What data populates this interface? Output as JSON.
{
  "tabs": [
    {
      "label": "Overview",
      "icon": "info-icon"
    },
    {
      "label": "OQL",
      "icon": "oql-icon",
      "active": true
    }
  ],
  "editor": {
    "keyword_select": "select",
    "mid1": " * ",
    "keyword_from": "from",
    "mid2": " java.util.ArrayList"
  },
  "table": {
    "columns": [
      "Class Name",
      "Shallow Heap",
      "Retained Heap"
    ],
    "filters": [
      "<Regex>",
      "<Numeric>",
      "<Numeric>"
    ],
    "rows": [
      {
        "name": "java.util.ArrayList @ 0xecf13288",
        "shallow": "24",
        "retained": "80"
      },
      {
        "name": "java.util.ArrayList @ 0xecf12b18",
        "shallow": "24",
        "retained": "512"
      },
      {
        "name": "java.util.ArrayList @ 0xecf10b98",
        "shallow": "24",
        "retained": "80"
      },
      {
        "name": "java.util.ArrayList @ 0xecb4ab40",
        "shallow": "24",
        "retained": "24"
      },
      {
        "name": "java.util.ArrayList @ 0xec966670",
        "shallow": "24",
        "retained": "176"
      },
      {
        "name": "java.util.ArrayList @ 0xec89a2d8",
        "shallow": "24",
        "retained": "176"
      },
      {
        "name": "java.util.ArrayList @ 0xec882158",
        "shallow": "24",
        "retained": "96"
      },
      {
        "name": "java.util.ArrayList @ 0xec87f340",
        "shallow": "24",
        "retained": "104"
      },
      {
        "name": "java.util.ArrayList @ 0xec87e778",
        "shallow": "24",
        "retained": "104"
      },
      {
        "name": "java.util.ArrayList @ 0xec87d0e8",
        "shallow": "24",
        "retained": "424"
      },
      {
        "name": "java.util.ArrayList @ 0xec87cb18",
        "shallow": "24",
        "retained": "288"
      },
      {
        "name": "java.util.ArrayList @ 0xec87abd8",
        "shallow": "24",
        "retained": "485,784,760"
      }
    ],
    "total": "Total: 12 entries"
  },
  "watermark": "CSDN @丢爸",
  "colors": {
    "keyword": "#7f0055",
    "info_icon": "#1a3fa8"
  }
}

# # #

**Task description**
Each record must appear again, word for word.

**Answer section**
What data populates this interface? Output as JSON.
{
  "tabs": [
    {
      "label": "Overview",
      "icon": "info-icon"
    },
    {
      "label": "OQL",
      "icon": "oql-icon",
      "active": true
    }
  ],
  "editor": {
    "keyword_select": "select",
    "mid1": " * ",
    "keyword_from": "from",
    "mid2": " java.util.ArrayList"
  },
  "table": {
    "columns": [
      "Class Name",
      "Shallow Heap",
      "Retained Heap"
    ],
    "filters": [
      "<Regex>",
      "<Numeric>",
      "<Numeric>"
    ],
    "rows": [
      {
        "name": "java.util.ArrayList @ 0xecf13288",
        "shallow": "24",
        "retained": "80"
      },
      {
        "name": "java.util.ArrayList @ 0xecf12b18",
        "shallow": "24",
        "retained": "512"
      },
      {
        "name": "java.util.ArrayList @ 0xecf10b98",
        "shallow": "24",
        "retained": "80"
      },
      {
        "name": "java.util.ArrayList @ 0xecb4ab40",
        "shallow": "24",
        "retained": "24"
      },
      {
        "name": "java.util.ArrayList @ 0xec966670",
        "shallow": "24",
        "retained": "176"
      },
      {
        "name": "java.util.ArrayList @ 0xec89a2d8",
        "shallow": "24",
        "retained": "176"
      },
      {
        "name": "java.util.ArrayList @ 0xec882158",
        "shallow": "24",
        "retained": "96"
      },
      {
        "name": "java.util.ArrayList @ 0xec87f340",
        "shallow": "24",
        "retained": "104"
      },
      {
        "name": "java.util.ArrayList @ 0xec87e778",
        "shallow": "24",
        "retained": "104"
      },
      {
        "name": "java.util.ArrayList @ 0xec87d0e8",
        "shallow": "24",
        "retained": "424"
      },
      {
        "name": "java.util.ArrayList @ 0xec87cb18",
        "shallow": "24",
        "retained": "288"
      },
      {
        "name": "java.util.ArrayList @ 0xec87abd8",
        "shallow": "24",
        "retained": "485,784,760"
      }
    ],
    "total": "Total: 12 entries"
  },
  "watermark": "CSDN @丢爸",
  "colors": {
    "keyword": "#7f0055",
    "info_icon": "#1a3fa8"
  }
}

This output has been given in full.